Kohram, 40, based in Hyderabad, left his career to establish a YouTube channel called Dystopia to Reason. The channel organises regular debates and discussions to challenge mainstream Islamic ideology through a dispassionate, historical reading of the religion. "I invite experts who can question this totalitarian ideology of Islam through their knowledge of history as well as religious scriptures," says Kohram.
According to him, there are many Muslims who have got disillusioned with the "outdated beliefs" of Islam, but do not come out in the open due to fear of retribution. "It is the need of the hour to spread awareness that it is perfectly fine to leave Islam," he says.
What is also worrisome for ex-Muslims is the violence perpetrated against them in the name of apostasy. "I know of a family that converted to another religion in Hyderabad. The family and children were tortured by local religious mobs to such an extent that the gentleman lost his mental balance and is now in an asylum," he says, unwilling to reveal the identity of the family for their safety. "The killing, torture and marginalization of those who leave Islam needs to end."

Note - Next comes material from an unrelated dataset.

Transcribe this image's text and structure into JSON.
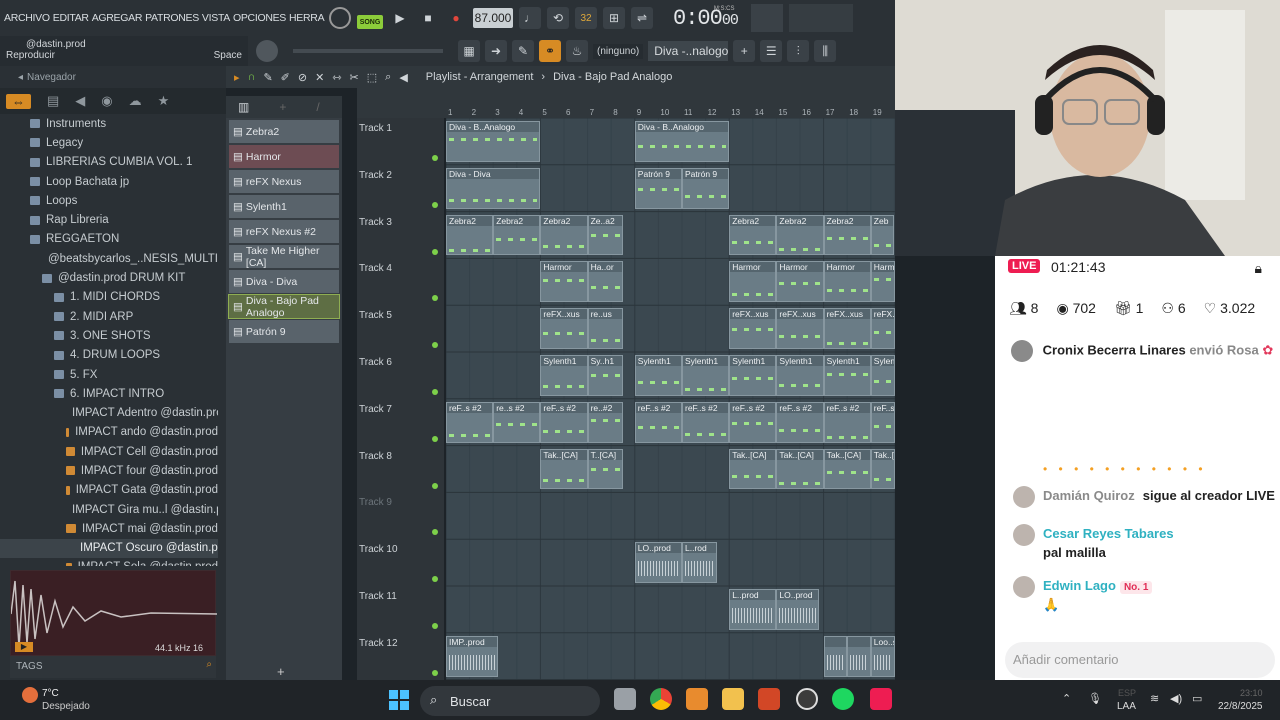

Kohram is not the only one who is engaged in such activism. Some other popular YouTube channels run by Indian ex-Muslims include Zafar Heretic and Apostate Imam.
The rather overt message is a simple one: most Muslims do not know what is written in the Islamic scriptures. Once they know it, they will leave this religion. "Muslims need to be saved from Islam. I firmly believe that Islam cannot be reformed; the only way to rescue Muslims is to dismantle the religion," says Kohram.
Some of these ex-Muslims faces also lend their voices to Hindu right-wing channels on the social media. Especially in the current political atmosphere where Muslims are being persecuted due to their identity, ex-Muslims often get accused of promoting Islamophobia.
"I agree that some ex-Muslims are problematic and end up villainising the entire community. But we are not against Muslims, we are against Islam. We need a voice and a space for our opinions," says Kohram.
Hina does not like ex-Muslims appearing on Hindu right-wing channels but argues that the fledgling community is isolated as it is shunned and ostracized by Muslims. "Loneliness, invisibility and frustration impels some of them to make use of whatever platform is available," she says.
"Moreover, even the Left-Liberals do not understand the extent of violence we face. They do not see the need for reform within the religion. Under such censoriousness, what options are we left with," reiterates Kohram.
One of the biggest grouse of ex-Muslims is that no one is willing to listen to them, whether it's their own families, friends or the clergy. "In the Indian context of secular democracy, religious communities should provide space for dissent and differences of opinions," says Mohammad Sajjad, professor of history at Aligarh Muslim University. "No Muslim should be penalized for his or her views. As a practising Muslim, I might not engage with others over fundamentals of my faith but am open to discussing all issues which has implications for public life like sharia or apostasy," says Sajjad.
Hina argues that while Islam ridicules other religions, it is very sensitive to criticism from within. "This is a problem peculiar to Muslims; religions like Hinduism don't really fret over what views individuals might hold about God or sacred personalities," says Sajjad.
Experts believe that Muslims today are in dire need of reconciling their faith with modern sensibilities. "Why are we still teaching slavery in our religious texts? Till the time we do not reform our theology, more Muslims will find themselves on this path (of becoming ex-Muslims). Unfortunately, the Ulama (clerics) are not paying any attention to this problem," says Mazhari.
For ex-Muslims like Zahra though, the reform of Islamic theology is a tall expectation which may or may not come true. In the meantime, all that she wants is to get rid of the double life that she is leading. "I just want to live a life based on my beliefs. What is wrong with that?"
The author is a Delhi-based independent researcher and columnist.